While this isn’t the most exciting metric, it does make a big difference in how well a rod works. Depending on the material, you can get more sensitivity, strength, and fighting power. On top of that, the construction may be what determines if a rod lasts ten days or ten years.

There were a few standouts in this metric. The Daiwa Megaforce Telescopic was clearly built to last among the telescopic poles. Its carbon fiber construction combines strength and sensitivity to pick up little nibbles on our bait.

The true king of construction, though, is the St. Croix Triumph Travel. Built with a unique graphite fiber, this rod provided incredible sensitivity and fighting power. Of course, that quality doesn’t come cheap — it also comes with a high price tag.

Versatility

Another important metric to consider is versatility. And in this category, not all rods are created equal. Some are specifically made for fishing off the bottom of a lake, while others are made just for casting in saltwater environments.

The KastKing Blackhawk II Telescopic is a clear winner here. With its equally great performance in both fresh and saltwater, exceptional casting distance and sensitivity, and impressive fighting power, it can handle everything from small trout to large sea bass.

In comparison, while it’s built with quality in mind, the Ugly Stik Elite is really only made for freshwater fishing. Its fast action and light power design were clear indications of this. With that said, its versatility score took a hit.

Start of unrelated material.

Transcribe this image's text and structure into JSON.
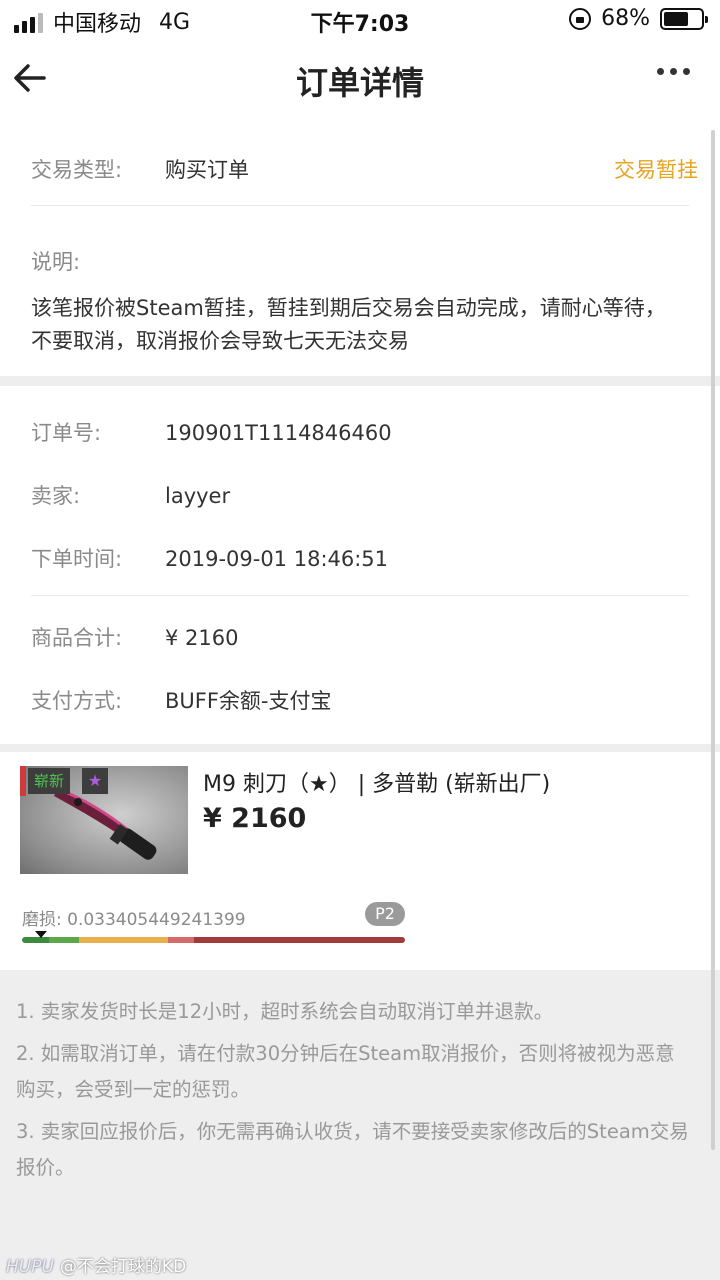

Conclusion

Selecting the right fishing rod puts the odds more in your favor. Your personal fishing style is an important consideration. Do you plan to spend most of your days dropping a line off a boat, or will you be casting from the shoreline more often? Whatever it is, there’s a rod here designed just for you. We hope this article has been helpful in selecting a new rod. So, plan that next fishing trip, get out there, and snag that trophy fish.